Records from a dataset:

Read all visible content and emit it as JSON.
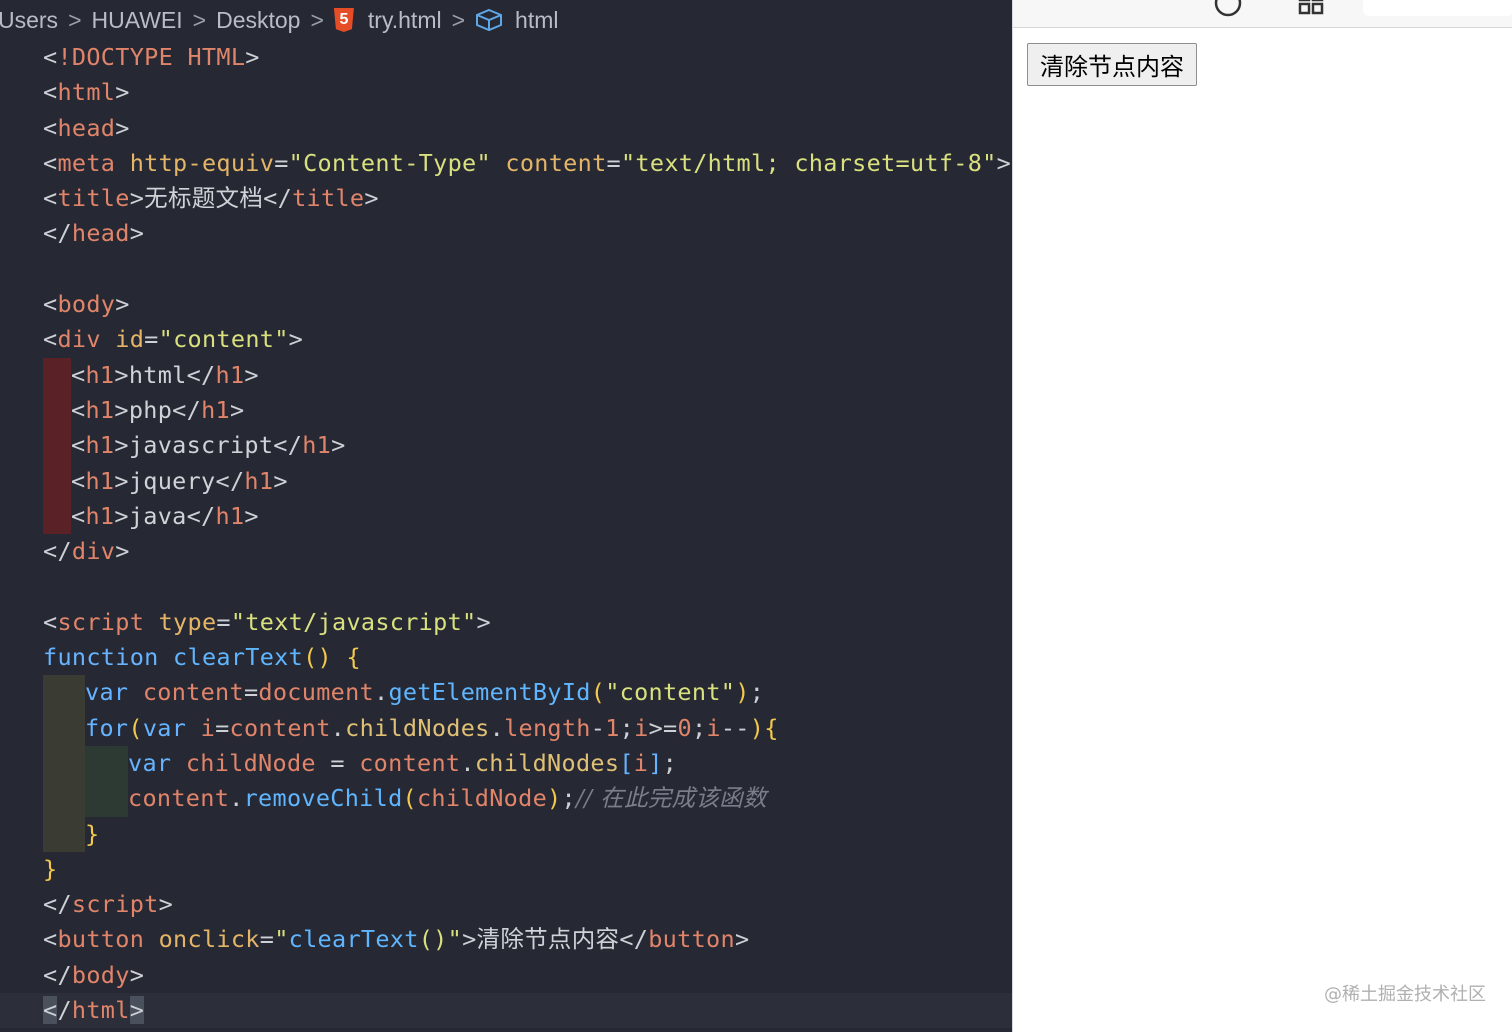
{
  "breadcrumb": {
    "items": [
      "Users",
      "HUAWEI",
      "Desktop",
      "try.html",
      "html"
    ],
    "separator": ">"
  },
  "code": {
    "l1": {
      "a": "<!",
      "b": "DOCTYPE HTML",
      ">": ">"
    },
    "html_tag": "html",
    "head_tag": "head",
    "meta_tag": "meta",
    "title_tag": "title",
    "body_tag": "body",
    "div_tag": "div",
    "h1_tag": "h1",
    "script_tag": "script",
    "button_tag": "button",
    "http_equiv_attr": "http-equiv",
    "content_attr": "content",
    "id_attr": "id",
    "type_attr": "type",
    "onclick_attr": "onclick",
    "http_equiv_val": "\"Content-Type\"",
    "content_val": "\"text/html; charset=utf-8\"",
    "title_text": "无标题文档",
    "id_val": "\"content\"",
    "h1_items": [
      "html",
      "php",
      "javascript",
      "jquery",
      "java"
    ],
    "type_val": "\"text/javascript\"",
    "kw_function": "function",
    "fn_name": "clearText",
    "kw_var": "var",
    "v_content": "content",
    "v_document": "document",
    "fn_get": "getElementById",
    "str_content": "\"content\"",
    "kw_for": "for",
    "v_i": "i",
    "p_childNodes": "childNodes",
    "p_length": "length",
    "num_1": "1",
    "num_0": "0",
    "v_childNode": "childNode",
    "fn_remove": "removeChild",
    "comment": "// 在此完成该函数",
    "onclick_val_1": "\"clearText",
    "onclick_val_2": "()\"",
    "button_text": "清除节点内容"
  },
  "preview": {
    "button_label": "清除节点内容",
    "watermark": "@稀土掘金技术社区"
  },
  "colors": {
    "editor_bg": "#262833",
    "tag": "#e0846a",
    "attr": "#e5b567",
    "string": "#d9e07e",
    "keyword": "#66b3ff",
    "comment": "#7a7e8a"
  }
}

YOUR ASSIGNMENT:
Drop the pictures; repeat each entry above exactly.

YOUR SOLUTION:
Read all visible content and emit it as JSON.
{
  "breadcrumb": {
    "items": [
      "Users",
      "HUAWEI",
      "Desktop",
      "try.html",
      "html"
    ],
    "separator": ">"
  },
  "code": {
    "l1": {
      "a": "<!",
      "b": "DOCTYPE HTML",
      ">": ">"
    },
    "html_tag": "html",
    "head_tag": "head",
    "meta_tag": "meta",
    "title_tag": "title",
    "body_tag": "body",
    "div_tag": "div",
    "h1_tag": "h1",
    "script_tag": "script",
    "button_tag": "button",
    "http_equiv_attr": "http-equiv",
    "content_attr": "content",
    "id_attr": "id",
    "type_attr": "type",
    "onclick_attr": "onclick",
    "http_equiv_val": "\"Content-Type\"",
    "content_val": "\"text/html; charset=utf-8\"",
    "title_text": "无标题文档",
    "id_val": "\"content\"",
    "h1_items": [
      "html",
      "php",
      "javascript",
      "jquery",
      "java"
    ],
    "type_val": "\"text/javascript\"",
    "kw_function": "function",
    "fn_name": "clearText",
    "kw_var": "var",
    "v_content": "content",
    "v_document": "document",
    "fn_get": "getElementById",
    "str_content": "\"content\"",
    "kw_for": "for",
    "v_i": "i",
    "p_childNodes": "childNodes",
    "p_length": "length",
    "num_1": "1",
    "num_0": "0",
    "v_childNode": "childNode",
    "fn_remove": "removeChild",
    "comment": "// 在此完成该函数",
    "onclick_val_1": "\"clearText",
    "onclick_val_2": "()\"",
    "button_text": "清除节点内容"
  },
  "preview": {
    "button_label": "清除节点内容",
    "watermark": "@稀土掘金技术社区"
  },
  "colors": {
    "editor_bg": "#262833",
    "tag": "#e0846a",
    "attr": "#e5b567",
    "string": "#d9e07e",
    "keyword": "#66b3ff",
    "comment": "#7a7e8a"
  }
}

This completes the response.